Start of Available data

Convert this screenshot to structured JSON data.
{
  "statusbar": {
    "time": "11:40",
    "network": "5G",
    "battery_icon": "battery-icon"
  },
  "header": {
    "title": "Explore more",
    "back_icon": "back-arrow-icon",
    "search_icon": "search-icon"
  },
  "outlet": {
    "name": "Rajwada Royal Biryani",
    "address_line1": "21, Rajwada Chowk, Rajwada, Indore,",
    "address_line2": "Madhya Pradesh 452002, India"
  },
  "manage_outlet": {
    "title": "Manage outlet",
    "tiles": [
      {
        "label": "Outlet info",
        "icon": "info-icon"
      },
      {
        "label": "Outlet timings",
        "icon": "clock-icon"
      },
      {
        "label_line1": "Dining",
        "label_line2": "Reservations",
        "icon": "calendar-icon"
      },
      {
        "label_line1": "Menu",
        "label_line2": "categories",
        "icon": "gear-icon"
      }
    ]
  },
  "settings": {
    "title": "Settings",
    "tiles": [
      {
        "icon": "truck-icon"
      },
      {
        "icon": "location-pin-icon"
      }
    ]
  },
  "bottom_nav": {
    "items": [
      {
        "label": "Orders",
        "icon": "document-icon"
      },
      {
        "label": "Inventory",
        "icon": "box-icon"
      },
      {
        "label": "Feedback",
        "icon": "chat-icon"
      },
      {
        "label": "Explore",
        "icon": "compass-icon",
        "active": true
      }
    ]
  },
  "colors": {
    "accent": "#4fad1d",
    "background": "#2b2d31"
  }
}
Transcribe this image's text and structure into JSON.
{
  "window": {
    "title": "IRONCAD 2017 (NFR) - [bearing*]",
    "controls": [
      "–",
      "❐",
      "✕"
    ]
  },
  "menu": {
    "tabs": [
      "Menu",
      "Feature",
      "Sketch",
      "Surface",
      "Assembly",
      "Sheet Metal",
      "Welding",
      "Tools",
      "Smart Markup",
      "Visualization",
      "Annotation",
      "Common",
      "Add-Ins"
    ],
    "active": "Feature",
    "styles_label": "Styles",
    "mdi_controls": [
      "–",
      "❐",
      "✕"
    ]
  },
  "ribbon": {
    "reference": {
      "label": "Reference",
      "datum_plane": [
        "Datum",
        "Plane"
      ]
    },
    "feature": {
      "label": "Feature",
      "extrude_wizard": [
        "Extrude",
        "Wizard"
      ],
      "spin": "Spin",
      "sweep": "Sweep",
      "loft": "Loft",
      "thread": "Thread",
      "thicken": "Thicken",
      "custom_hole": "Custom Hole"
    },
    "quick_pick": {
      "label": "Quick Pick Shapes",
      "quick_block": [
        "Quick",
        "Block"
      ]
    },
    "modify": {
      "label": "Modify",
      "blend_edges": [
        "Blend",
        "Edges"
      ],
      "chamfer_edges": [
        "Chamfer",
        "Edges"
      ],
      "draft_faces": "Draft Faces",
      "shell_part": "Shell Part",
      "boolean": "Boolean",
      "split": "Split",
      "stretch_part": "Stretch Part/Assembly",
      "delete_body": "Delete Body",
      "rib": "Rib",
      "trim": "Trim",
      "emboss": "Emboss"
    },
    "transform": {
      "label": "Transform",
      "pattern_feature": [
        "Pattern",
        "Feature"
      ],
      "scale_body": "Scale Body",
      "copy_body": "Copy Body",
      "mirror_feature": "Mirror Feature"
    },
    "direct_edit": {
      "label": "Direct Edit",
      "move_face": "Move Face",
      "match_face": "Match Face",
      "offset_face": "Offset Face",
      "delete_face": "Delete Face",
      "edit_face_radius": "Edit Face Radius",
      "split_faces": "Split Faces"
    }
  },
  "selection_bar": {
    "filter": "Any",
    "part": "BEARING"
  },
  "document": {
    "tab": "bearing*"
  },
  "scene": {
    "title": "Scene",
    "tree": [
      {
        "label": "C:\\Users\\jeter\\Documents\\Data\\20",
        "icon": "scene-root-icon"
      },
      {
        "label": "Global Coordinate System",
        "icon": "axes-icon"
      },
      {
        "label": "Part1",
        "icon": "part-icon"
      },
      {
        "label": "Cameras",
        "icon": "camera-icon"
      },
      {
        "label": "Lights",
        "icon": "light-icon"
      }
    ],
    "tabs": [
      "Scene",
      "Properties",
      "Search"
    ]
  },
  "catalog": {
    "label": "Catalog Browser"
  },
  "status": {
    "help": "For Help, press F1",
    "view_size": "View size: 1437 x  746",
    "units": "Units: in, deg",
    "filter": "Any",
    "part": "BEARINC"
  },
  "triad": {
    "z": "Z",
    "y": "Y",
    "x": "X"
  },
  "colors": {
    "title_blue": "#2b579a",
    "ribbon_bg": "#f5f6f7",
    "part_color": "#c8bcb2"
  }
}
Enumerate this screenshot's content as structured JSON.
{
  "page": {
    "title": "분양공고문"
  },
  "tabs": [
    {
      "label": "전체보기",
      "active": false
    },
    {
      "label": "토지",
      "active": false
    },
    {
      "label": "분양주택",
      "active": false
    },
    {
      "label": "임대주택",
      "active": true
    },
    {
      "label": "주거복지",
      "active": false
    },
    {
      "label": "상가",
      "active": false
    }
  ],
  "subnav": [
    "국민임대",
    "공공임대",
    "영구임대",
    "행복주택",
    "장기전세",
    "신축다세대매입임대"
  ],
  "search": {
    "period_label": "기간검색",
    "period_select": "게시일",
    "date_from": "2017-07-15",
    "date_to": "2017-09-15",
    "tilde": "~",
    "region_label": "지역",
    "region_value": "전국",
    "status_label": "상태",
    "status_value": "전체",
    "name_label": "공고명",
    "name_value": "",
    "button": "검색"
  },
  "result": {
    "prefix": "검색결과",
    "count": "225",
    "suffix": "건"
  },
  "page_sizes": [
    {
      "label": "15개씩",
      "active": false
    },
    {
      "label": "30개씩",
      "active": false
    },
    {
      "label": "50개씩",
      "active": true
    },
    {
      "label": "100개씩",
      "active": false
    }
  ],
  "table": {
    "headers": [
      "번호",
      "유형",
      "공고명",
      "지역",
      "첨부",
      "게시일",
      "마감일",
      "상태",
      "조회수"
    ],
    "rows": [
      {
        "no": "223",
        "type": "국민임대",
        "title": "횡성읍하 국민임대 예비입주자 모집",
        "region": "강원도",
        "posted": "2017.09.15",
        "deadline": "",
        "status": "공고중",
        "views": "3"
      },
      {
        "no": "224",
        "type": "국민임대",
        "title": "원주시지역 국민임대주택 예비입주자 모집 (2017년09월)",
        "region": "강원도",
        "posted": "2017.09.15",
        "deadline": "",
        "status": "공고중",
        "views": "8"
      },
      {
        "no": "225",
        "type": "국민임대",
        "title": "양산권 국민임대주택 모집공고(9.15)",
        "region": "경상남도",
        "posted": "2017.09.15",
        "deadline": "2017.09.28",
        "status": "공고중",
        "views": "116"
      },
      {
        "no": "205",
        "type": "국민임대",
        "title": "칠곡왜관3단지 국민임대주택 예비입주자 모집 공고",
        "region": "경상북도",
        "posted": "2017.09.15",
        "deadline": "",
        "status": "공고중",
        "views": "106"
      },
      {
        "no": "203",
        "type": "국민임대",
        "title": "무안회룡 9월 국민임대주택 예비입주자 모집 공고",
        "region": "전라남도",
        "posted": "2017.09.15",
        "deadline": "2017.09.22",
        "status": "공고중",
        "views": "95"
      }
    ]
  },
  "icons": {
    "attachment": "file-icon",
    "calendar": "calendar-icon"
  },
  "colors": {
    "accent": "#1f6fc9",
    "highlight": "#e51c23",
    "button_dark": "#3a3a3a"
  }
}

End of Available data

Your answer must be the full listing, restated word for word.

→ The answer:
Convert this screenshot to structured JSON data.
{
  "statusbar": {
    "time": "11:40",
    "network": "5G",
    "battery_icon": "battery-icon"
  },
  "header": {
    "title": "Explore more",
    "back_icon": "back-arrow-icon",
    "search_icon": "search-icon"
  },
  "outlet": {
    "name": "Rajwada Royal Biryani",
    "address_line1": "21, Rajwada Chowk, Rajwada, Indore,",
    "address_line2": "Madhya Pradesh 452002, India"
  },
  "manage_outlet": {
    "title": "Manage outlet",
    "tiles": [
      {
        "label": "Outlet info",
        "icon": "info-icon"
      },
      {
        "label": "Outlet timings",
        "icon": "clock-icon"
      },
      {
        "label_line1": "Dining",
        "label_line2": "Reservations",
        "icon": "calendar-icon"
      },
      {
        "label_line1": "Menu",
        "label_line2": "categories",
        "icon": "gear-icon"
      }
    ]
  },
  "settings": {
    "title": "Settings",
    "tiles": [
      {
        "icon": "truck-icon"
      },
      {
        "icon": "location-pin-icon"
      }
    ]
  },
  "bottom_nav": {
    "items": [
      {
        "label": "Orders",
        "icon": "document-icon"
      },
      {
        "label": "Inventory",
        "icon": "box-icon"
      },
      {
        "label": "Feedback",
        "icon": "chat-icon"
      },
      {
        "label": "Explore",
        "icon": "compass-icon",
        "active": true
      }
    ]
  },
  "colors": {
    "accent": "#4fad1d",
    "background": "#2b2d31"
  }
}
Transcribe this image's text and structure into JSON.
{
  "window": {
    "title": "IRONCAD 2017 (NFR) - [bearing*]",
    "controls": [
      "–",
      "❐",
      "✕"
    ]
  },
  "menu": {
    "tabs": [
      "Menu",
      "Feature",
      "Sketch",
      "Surface",
      "Assembly",
      "Sheet Metal",
      "Welding",
      "Tools",
      "Smart Markup",
      "Visualization",
      "Annotation",
      "Common",
      "Add-Ins"
    ],
    "active": "Feature",
    "styles_label": "Styles",
    "mdi_controls": [
      "–",
      "❐",
      "✕"
    ]
  },
  "ribbon": {
    "reference": {
      "label": "Reference",
      "datum_plane": [
        "Datum",
        "Plane"
      ]
    },
    "feature": {
      "label": "Feature",
      "extrude_wizard": [
        "Extrude",
        "Wizard"
      ],
      "spin": "Spin",
      "sweep": "Sweep",
      "loft": "Loft",
      "thread": "Thread",
      "thicken": "Thicken",
      "custom_hole": "Custom Hole"
    },
    "quick_pick": {
      "label": "Quick Pick Shapes",
      "quick_block": [
        "Quick",
        "Block"
      ]
    },
    "modify": {
      "label": "Modify",
      "blend_edges": [
        "Blend",
        "Edges"
      ],
      "chamfer_edges": [
        "Chamfer",
        "Edges"
      ],
      "draft_faces": "Draft Faces",
      "shell_part": "Shell Part",
      "boolean": "Boolean",
      "split": "Split",
      "stretch_part": "Stretch Part/Assembly",
      "delete_body": "Delete Body",
      "rib": "Rib",
      "trim": "Trim",
      "emboss": "Emboss"
    },
    "transform": {
      "label": "Transform",
      "pattern_feature": [
        "Pattern",
        "Feature"
      ],
      "scale_body": "Scale Body",
      "copy_body": "Copy Body",
      "mirror_feature": "Mirror Feature"
    },
    "direct_edit": {
      "label": "Direct Edit",
      "move_face": "Move Face",
      "match_face": "Match Face",
      "offset_face": "Offset Face",
      "delete_face": "Delete Face",
      "edit_face_radius": "Edit Face Radius",
      "split_faces": "Split Faces"
    }
  },
  "selection_bar": {
    "filter": "Any",
    "part": "BEARING"
  },
  "document": {
    "tab": "bearing*"
  },
  "scene": {
    "title": "Scene",
    "tree": [
      {
        "label": "C:\\Users\\jeter\\Documents\\Data\\20",
        "icon": "scene-root-icon"
      },
      {
        "label": "Global Coordinate System",
        "icon": "axes-icon"
      },
      {
        "label": "Part1",
        "icon": "part-icon"
      },
      {
        "label": "Cameras",
        "icon": "camera-icon"
      },
      {
        "label": "Lights",
        "icon": "light-icon"
      }
    ],
    "tabs": [
      "Scene",
      "Properties",
      "Search"
    ]
  },
  "catalog": {
    "label": "Catalog Browser"
  },
  "status": {
    "help": "For Help, press F1",
    "view_size": "View size: 1437 x  746",
    "units": "Units: in, deg",
    "filter": "Any",
    "part": "BEARINC"
  },
  "triad": {
    "z": "Z",
    "y": "Y",
    "x": "X"
  },
  "colors": {
    "title_blue": "#2b579a",
    "ribbon_bg": "#f5f6f7",
    "part_color": "#c8bcb2"
  }
}
Enumerate this screenshot's content as structured JSON.
{
  "page": {
    "title": "분양공고문"
  },
  "tabs": [
    {
      "label": "전체보기",
      "active": false
    },
    {
      "label": "토지",
      "active": false
    },
    {
      "label": "분양주택",
      "active": false
    },
    {
      "label": "임대주택",
      "active": true
    },
    {
      "label": "주거복지",
      "active": false
    },
    {
      "label": "상가",
      "active": false
    }
  ],
  "subnav": [
    "국민임대",
    "공공임대",
    "영구임대",
    "행복주택",
    "장기전세",
    "신축다세대매입임대"
  ],
  "search": {
    "period_label": "기간검색",
    "period_select": "게시일",
    "date_from": "2017-07-15",
    "date_to": "2017-09-15",
    "tilde": "~",
    "region_label": "지역",
    "region_value": "전국",
    "status_label": "상태",
    "status_value": "전체",
    "name_label": "공고명",
    "name_value": "",
    "button": "검색"
  },
  "result": {
    "prefix": "검색결과",
    "count": "225",
    "suffix": "건"
  },
  "page_sizes": [
    {
      "label": "15개씩",
      "active": false
    },
    {
      "label": "30개씩",
      "active": false
    },
    {
      "label": "50개씩",
      "active": true
    },
    {
      "label": "100개씩",
      "active": false
    }
  ],
  "table": {
    "headers": [
      "번호",
      "유형",
      "공고명",
      "지역",
      "첨부",
      "게시일",
      "마감일",
      "상태",
      "조회수"
    ],
    "rows": [
      {
        "no": "223",
        "type": "국민임대",
        "title": "횡성읍하 국민임대 예비입주자 모집",
        "region": "강원도",
        "posted": "2017.09.15",
        "deadline": "",
        "status": "공고중",
        "views": "3"
      },
      {
        "no": "224",
        "type": "국민임대",
        "title": "원주시지역 국민임대주택 예비입주자 모집 (2017년09월)",
        "region": "강원도",
        "posted": "2017.09.15",
        "deadline": "",
        "status": "공고중",
        "views": "8"
      },
      {
        "no": "225",
        "type": "국민임대",
        "title": "양산권 국민임대주택 모집공고(9.15)",
        "region": "경상남도",
        "posted": "2017.09.15",
        "deadline": "2017.09.28",
        "status": "공고중",
        "views": "116"
      },
      {
        "no": "205",
        "type": "국민임대",
        "title": "칠곡왜관3단지 국민임대주택 예비입주자 모집 공고",
        "region": "경상북도",
        "posted": "2017.09.15",
        "deadline": "",
        "status": "공고중",
        "views": "106"
      },
      {
        "no": "203",
        "type": "국민임대",
        "title": "무안회룡 9월 국민임대주택 예비입주자 모집 공고",
        "region": "전라남도",
        "posted": "2017.09.15",
        "deadline": "2017.09.22",
        "status": "공고중",
        "views": "95"
      }
    ]
  },
  "icons": {
    "attachment": "file-icon",
    "calendar": "calendar-icon"
  },
  "colors": {
    "accent": "#1f6fc9",
    "highlight": "#e51c23",
    "button_dark": "#3a3a3a"
  }
}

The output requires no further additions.